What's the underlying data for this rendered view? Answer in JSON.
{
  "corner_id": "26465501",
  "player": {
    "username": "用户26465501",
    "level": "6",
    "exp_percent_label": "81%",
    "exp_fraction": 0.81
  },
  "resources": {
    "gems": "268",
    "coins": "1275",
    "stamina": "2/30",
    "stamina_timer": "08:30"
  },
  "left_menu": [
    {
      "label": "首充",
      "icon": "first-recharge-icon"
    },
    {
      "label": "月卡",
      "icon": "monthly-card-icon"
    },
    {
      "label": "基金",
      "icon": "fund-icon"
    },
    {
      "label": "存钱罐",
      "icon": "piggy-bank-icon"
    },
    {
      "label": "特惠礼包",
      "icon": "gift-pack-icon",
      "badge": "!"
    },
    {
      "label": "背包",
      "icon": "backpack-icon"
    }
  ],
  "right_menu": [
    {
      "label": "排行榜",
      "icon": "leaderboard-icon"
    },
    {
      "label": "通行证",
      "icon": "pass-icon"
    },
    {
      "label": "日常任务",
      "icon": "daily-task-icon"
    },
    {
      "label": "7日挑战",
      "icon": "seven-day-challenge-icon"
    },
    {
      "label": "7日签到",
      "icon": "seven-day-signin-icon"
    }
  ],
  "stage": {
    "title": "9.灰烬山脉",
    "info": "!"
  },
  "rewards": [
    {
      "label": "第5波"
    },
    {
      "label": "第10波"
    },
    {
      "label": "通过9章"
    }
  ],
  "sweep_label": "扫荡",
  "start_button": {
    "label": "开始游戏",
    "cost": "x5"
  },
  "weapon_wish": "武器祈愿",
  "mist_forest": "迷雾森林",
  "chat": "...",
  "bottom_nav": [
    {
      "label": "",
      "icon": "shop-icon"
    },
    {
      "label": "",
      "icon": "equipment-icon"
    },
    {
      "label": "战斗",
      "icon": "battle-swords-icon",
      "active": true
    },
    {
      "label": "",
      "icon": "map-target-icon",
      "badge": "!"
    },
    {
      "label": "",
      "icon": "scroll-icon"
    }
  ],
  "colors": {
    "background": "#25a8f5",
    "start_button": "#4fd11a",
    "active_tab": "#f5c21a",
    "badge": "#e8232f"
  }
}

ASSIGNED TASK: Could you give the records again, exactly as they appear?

TASK SOLUTION:
What's the underlying data for this rendered view? Answer in JSON.
{
  "corner_id": "26465501",
  "player": {
    "username": "用户26465501",
    "level": "6",
    "exp_percent_label": "81%",
    "exp_fraction": 0.81
  },
  "resources": {
    "gems": "268",
    "coins": "1275",
    "stamina": "2/30",
    "stamina_timer": "08:30"
  },
  "left_menu": [
    {
      "label": "首充",
      "icon": "first-recharge-icon"
    },
    {
      "label": "月卡",
      "icon": "monthly-card-icon"
    },
    {
      "label": "基金",
      "icon": "fund-icon"
    },
    {
      "label": "存钱罐",
      "icon": "piggy-bank-icon"
    },
    {
      "label": "特惠礼包",
      "icon": "gift-pack-icon",
      "badge": "!"
    },
    {
      "label": "背包",
      "icon": "backpack-icon"
    }
  ],
  "right_menu": [
    {
      "label": "排行榜",
      "icon": "leaderboard-icon"
    },
    {
      "label": "通行证",
      "icon": "pass-icon"
    },
    {
      "label": "日常任务",
      "icon": "daily-task-icon"
    },
    {
      "label": "7日挑战",
      "icon": "seven-day-challenge-icon"
    },
    {
      "label": "7日签到",
      "icon": "seven-day-signin-icon"
    }
  ],
  "stage": {
    "title": "9.灰烬山脉",
    "info": "!"
  },
  "rewards": [
    {
      "label": "第5波"
    },
    {
      "label": "第10波"
    },
    {
      "label": "通过9章"
    }
  ],
  "sweep_label": "扫荡",
  "start_button": {
    "label": "开始游戏",
    "cost": "x5"
  },
  "weapon_wish": "武器祈愿",
  "mist_forest": "迷雾森林",
  "chat": "...",
  "bottom_nav": [
    {
      "label": "",
      "icon": "shop-icon"
    },
    {
      "label": "",
      "icon": "equipment-icon"
    },
    {
      "label": "战斗",
      "icon": "battle-swords-icon",
      "active": true
    },
    {
      "label": "",
      "icon": "map-target-icon",
      "badge": "!"
    },
    {
      "label": "",
      "icon": "scroll-icon"
    }
  ],
  "colors": {
    "background": "#25a8f5",
    "start_button": "#4fd11a",
    "active_tab": "#f5c21a",
    "badge": "#e8232f"
  }
}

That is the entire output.